Dataset rows for apps and sites.
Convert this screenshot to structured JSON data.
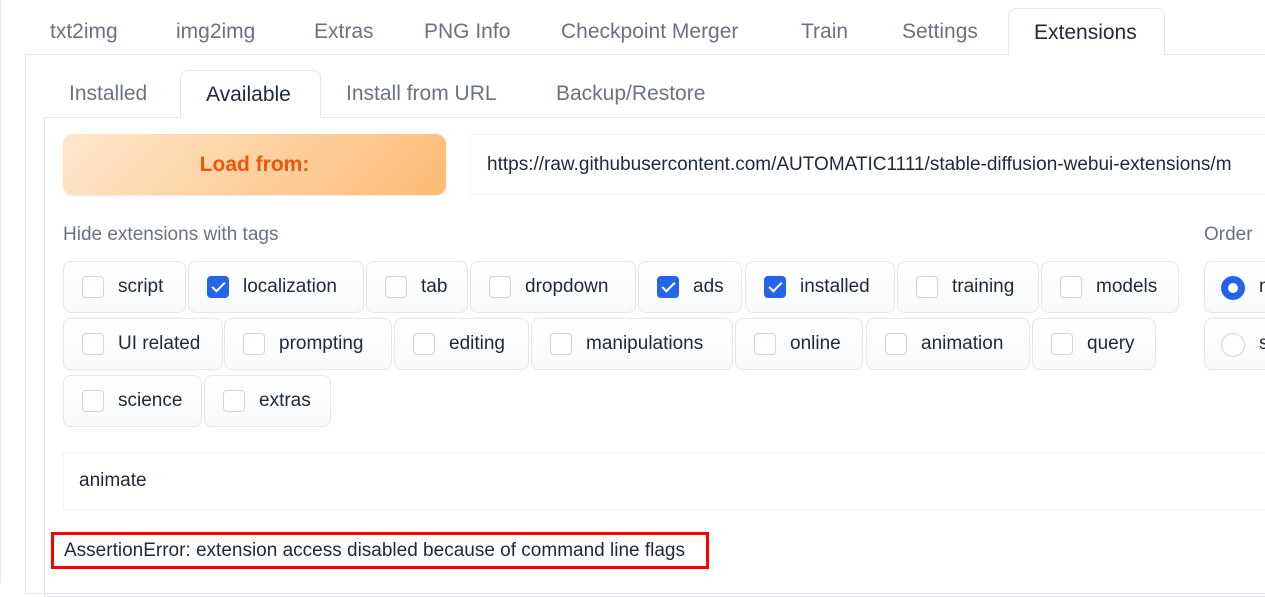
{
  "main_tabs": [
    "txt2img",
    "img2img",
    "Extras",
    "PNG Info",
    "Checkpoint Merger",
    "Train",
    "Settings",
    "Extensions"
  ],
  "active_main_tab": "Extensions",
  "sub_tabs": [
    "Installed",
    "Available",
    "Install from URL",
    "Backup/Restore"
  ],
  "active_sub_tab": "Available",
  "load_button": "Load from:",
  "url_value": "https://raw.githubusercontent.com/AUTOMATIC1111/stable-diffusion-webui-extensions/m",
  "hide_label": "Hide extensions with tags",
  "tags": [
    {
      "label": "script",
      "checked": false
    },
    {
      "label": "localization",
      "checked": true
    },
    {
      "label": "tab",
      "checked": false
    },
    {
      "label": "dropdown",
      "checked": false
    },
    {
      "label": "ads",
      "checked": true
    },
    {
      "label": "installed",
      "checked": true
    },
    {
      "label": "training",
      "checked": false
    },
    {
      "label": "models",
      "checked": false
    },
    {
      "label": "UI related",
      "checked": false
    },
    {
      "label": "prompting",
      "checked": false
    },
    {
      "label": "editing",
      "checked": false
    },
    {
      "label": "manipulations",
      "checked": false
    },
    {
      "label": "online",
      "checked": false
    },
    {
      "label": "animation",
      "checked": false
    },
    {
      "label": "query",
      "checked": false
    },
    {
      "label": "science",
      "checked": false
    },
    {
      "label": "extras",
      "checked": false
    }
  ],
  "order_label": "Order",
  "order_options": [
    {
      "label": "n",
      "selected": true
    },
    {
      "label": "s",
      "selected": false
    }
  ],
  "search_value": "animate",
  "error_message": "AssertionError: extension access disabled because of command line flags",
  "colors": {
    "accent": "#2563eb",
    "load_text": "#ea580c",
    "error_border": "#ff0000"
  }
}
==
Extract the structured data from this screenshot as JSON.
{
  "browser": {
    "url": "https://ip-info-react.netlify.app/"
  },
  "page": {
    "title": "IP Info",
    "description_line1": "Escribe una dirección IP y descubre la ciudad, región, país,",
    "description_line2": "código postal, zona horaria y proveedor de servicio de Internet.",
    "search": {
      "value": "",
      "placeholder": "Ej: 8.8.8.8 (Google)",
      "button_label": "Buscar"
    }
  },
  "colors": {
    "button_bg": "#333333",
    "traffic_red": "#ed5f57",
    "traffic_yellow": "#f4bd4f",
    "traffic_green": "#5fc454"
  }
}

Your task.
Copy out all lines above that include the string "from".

Answer for this exercise.
    "Install from URL",
  "load_button": "Load from:",
Extract the structured data from this screenshot as JSON.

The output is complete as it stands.